I agree with everything Seth pointed out. Why not let any amount of
(non-newline) whitespace denote a new block, rather than only two
I'd also like to add my voice to those who feel that adding support for
Ruby blocks would be a good idea. If you also added some character, say
'-', that denoted code that was executed but not used as output, then
you could do something like:
- for foo in @foolist
I'm not against using the - to mean "eval but don't print anything".
However, the problem is the way that its all parsed and executed. We
might be able to work something out, but the deal is that each line is
currently evaluated in-itself.
So this seems more like an implementation issue rather then there is no reason to allow it right? I really like your syntax but I think you will keep getting pushback until multi line iterations and if statements are allowed. I looked at the codebase and I don't think it would be too hard to add a little state to the parse loop to keep track of multi line statements and eval them accordingly.
I'm not sold on the idea that this is a good thing and the
implementation would become much more complex.
However, I still haven't seen any arguements on why this is a Good
Thing, beyond forces of habit, and that some rails helpers use it.
Tradition isn't a good arguement.
What about <% cache do %> blocks? what about content_for :sidebar blocks? there are really a ton of useful situations where the blocks in a view are very important.
Couldn't you do some look ahead when parsing the template? You already are loading all the lines into memory before processing with this line:
template.split(/\n/).map do |line|
What about preprocessing the template to combine multi line statements starting with == into one line statements starting with = and with the compressed lines separated with ;
== @posts.each do |post|
== link_to post.title, :action => 'foo', :id => post
becomes this internally after preprocessing before parsing:
= @posts.each do |post| ; link_to post.title, :action => 'foo', :id => post ; end
Some stupid code that does this preprocessing:
buffer = 
seen = false
last = false
template.each_with_index do |line, index|
if line.strip =~ /^==/
buffer << line.sub(/==/,'=').chomp
last = index
seen = true
buffer[last] << ';'+line.sub('==', '').strip
seen = false
buffer << line
And then go into your normal parse loop now that the multi line statements are compressed to single line statements? I am sure there is a better way to do it but this seems feasible.
In the three fairly-complex projects I have done in HAML, besides
breaking habit, I haven't really *needed* blocks. The closest I got was
a pang of rememberance for how i'd do it in rhtml.

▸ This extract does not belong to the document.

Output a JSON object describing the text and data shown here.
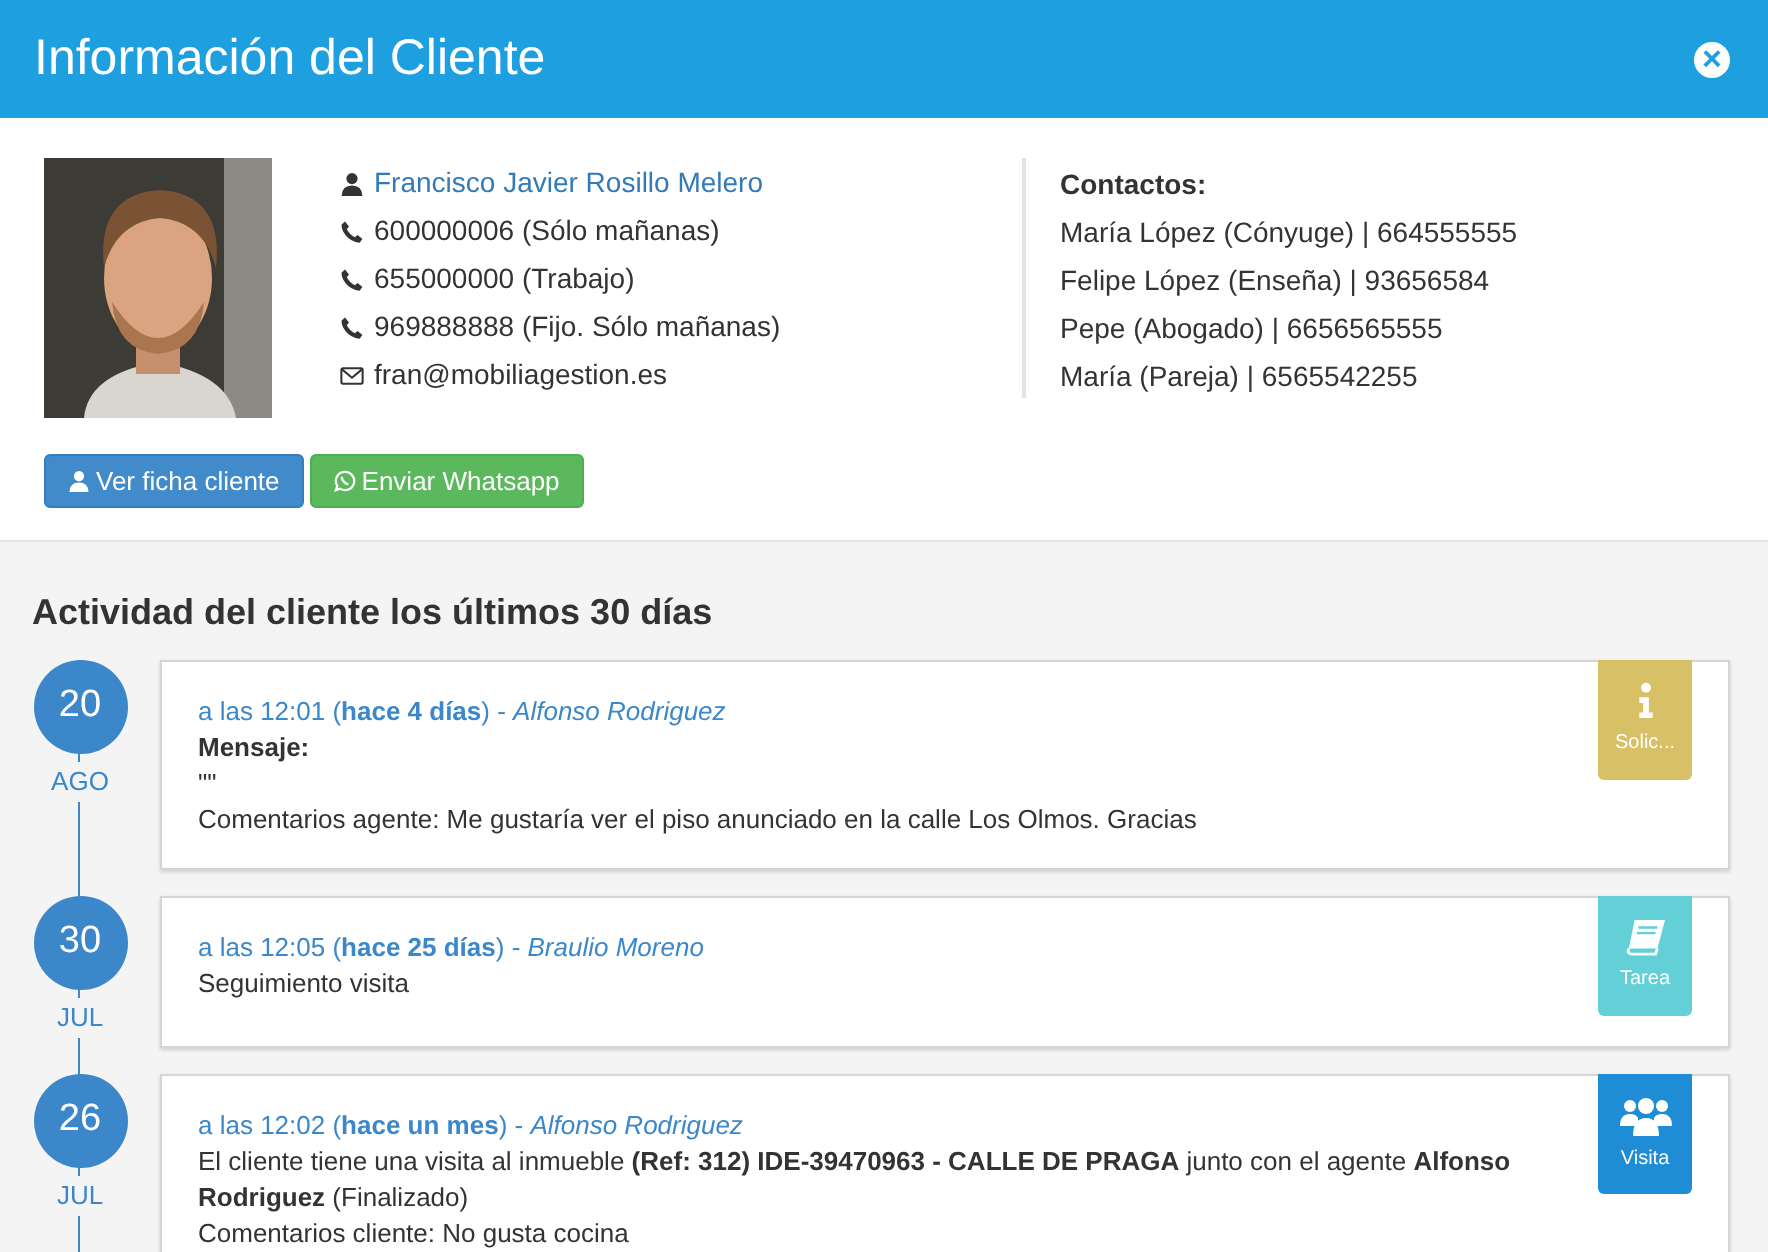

Maybe you haven't needed block because you weren't allowed to do them I think HAML is truly something very cool, I just think it won't get as much adoption as it should until you allow multi line statements period.
just my two cents here of course...